In 1893 John Bellas was hired by the De Beers Diamond Mines in Kimberley, South Africa. Through correspondence with the De Beers Archivist and the Africana Research Library in Kimberley, and using employment records and passenger lists, I was able to track John Bellas’ movements in South Africa. Between 1893 and 1898 John traveled back and forth between County Durham and Kimberley, South Africa four times. Approximate travel time was 17 days via one of the Union Castle steam ships which traveled weekly between Southampton, London and ports in South and East Africa.

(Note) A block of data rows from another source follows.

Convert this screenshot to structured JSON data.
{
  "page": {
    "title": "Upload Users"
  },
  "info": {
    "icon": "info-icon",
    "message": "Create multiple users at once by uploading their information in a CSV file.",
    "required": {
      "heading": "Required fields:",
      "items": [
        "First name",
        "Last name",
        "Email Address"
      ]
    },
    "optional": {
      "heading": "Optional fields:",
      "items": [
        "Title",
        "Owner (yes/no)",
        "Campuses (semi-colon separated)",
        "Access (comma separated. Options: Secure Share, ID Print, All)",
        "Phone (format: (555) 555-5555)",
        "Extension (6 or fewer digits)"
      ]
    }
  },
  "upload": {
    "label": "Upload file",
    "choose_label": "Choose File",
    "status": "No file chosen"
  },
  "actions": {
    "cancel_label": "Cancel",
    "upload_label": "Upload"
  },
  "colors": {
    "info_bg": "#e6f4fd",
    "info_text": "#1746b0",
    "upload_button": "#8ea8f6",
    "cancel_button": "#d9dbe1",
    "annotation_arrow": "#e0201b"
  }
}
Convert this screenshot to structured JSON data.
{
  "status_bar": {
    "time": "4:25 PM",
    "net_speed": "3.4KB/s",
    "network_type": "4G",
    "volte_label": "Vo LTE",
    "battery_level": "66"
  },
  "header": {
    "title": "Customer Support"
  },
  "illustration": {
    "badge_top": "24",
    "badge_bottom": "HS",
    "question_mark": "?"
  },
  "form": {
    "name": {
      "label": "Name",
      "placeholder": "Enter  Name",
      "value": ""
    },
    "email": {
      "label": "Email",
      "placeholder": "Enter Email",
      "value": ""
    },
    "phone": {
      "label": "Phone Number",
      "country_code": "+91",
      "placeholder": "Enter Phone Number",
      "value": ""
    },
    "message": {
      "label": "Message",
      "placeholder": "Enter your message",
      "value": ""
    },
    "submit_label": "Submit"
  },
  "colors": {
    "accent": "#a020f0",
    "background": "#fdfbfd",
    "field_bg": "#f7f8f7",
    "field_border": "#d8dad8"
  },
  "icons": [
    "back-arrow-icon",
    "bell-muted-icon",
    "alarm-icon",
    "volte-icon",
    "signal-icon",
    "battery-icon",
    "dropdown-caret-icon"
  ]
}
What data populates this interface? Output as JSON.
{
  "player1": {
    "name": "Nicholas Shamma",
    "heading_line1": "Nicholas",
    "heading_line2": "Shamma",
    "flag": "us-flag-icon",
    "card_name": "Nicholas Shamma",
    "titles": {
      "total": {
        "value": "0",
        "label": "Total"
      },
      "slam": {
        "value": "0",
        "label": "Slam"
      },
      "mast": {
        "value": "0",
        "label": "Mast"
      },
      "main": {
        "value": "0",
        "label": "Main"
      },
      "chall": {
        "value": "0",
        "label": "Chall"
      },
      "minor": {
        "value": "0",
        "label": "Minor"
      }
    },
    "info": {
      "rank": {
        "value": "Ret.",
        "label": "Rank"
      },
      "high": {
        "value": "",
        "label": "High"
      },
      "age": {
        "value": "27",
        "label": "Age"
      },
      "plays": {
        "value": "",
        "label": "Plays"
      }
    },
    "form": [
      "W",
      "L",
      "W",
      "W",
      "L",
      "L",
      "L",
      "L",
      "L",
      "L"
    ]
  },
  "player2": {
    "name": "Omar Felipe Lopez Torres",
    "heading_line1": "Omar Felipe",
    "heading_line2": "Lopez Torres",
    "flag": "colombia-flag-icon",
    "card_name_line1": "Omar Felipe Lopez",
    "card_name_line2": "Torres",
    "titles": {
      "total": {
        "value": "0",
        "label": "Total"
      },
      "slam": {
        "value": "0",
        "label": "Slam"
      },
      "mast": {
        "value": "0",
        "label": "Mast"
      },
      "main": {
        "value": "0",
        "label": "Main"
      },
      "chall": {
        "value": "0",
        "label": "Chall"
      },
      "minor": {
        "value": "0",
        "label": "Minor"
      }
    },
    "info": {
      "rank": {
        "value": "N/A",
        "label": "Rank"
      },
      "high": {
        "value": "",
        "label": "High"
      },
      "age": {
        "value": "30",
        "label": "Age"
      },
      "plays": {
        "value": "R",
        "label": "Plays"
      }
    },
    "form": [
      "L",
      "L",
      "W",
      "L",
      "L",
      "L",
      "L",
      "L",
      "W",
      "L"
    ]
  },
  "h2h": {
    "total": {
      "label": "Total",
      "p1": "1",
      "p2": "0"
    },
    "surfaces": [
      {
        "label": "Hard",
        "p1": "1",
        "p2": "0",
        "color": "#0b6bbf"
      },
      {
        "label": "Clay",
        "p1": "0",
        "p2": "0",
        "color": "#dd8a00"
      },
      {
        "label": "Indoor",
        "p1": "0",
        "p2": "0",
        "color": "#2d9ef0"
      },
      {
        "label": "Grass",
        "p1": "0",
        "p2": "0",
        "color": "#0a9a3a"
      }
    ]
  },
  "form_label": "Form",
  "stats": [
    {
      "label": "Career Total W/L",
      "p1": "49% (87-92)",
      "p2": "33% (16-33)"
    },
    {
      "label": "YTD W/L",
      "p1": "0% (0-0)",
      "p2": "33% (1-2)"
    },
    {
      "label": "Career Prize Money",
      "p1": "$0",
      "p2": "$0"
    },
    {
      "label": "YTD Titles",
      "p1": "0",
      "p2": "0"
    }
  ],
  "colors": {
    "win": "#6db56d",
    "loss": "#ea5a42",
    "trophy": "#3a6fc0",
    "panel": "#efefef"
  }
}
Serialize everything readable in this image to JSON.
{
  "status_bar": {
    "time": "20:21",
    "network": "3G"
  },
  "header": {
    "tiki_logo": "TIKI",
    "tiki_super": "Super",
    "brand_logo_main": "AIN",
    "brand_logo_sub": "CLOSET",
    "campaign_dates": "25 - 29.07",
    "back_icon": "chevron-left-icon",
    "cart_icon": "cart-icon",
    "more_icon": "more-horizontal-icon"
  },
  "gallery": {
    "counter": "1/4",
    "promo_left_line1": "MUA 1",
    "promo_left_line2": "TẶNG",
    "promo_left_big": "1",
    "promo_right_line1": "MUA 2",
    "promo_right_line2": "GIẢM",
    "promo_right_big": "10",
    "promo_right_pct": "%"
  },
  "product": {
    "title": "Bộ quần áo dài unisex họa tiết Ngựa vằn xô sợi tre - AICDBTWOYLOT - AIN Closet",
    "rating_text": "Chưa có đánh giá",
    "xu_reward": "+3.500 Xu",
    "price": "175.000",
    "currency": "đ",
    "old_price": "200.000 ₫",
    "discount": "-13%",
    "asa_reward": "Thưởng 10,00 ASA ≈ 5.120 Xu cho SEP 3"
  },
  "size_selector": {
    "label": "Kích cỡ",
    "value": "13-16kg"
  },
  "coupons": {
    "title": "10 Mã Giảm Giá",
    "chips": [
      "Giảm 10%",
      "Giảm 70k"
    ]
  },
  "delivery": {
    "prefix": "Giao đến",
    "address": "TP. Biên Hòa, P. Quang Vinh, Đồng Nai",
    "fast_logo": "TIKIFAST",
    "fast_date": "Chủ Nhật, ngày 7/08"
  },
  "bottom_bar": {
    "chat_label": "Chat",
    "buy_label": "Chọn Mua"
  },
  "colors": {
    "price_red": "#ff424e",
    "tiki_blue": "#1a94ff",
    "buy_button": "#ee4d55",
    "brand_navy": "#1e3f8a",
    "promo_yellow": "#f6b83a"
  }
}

Throughout these years of back and forth travel, Anne Bellas and their 4 young children remained behind in County Durham. In 1899 newspapers in County Durham began to report on the developing tensions in South Africa, especially around the town of Kimberley. This must have caused great anxiety for Ann Bellas.
“The Siege of Kimberley. Boers Building Forts. (Reuter’s Telegram) CapeTown, Monday. It is reported from Barkly West that the Boers are building forts around Kimberley for the purpose of shelling the town.”
Ultimately the discovery of gold in the Witwatersrand, and the influx of foreigners as a result of that discovery, led to increased tensions between the Boers (Afrikaans speaking settlers) and the ‘Uitlanders’ (foreigners). The Boers feared that the Uitlanders would seize all political power and therefore passed laws that made Uitlanders in effect, second class citizens. Tensions escalated between these two groups. Britain was in control of the Cape Colony and wanted to incorporate the Boer Republics and keep them under British control. Failed negotiations between Britain and the Boer Republics in 1899 and the failure to remove British troops congregating on the borders of the Transvaal and the Orange Free State led to the declaration of war.
John Bellas began serving with the Kimberley Town Guard ‘D’ Company Division II. The town guard had been raised in October 1899 to defend the town of Kimberley from Boer attack. The Boers besieged the town for 124 days but ultimately failed to take Kimberley, which had finally been relieved by the advancing British forces.
Transcription: “The Siege of Kimberley: Town Guard Defending Carter’s Ridge.
The Kimberley town Guard lost twenty-one killed and forty-one wounded in defending this position.”
In March 1900 the Kimberley Town Guard was officially dismissed. There was no work to be had at the mines which had shut down during the Siege of Kimberley and John Bellas returned to England in July 1900.
It was not long before John Bellas returned again to Kimberley and employment with De Beers Mines. This time his family traveled with him. John and Anne Bellas and their 4 young children made the journey to Kimberley about 1902/1903. Five more children were born in Kimberley between 1902/1903 and 1909. Unfortunately 3 of the children died in infancy, two from influenza and one from meningitis. My grandmother, Elizabeth Bellas, was about 7 years old when she moved to Kimberley and 15 years old when the family returned to England permanently in 1911. In her older years she could still remember a word or two of Afrikaans which she had learned as a young child in South Africa.
Although Anne Bellas and children never returned to South Africa again, John Bellas traveled back again in early 1912. He only stayed a few months, returning for the final time to County Durham in December 1912.
John Bellas seems to have been a man who didn’t mind adventure and many years spent going back and forth across the ocean between countries. He was the first in the family to set foot in South Africa but certainly not the last. His daughter, Elizabeth Bellas, would have a son, my father, who would eventually immigrate from County Durham to South Africa and raise John Bellas’ great grandchildren there.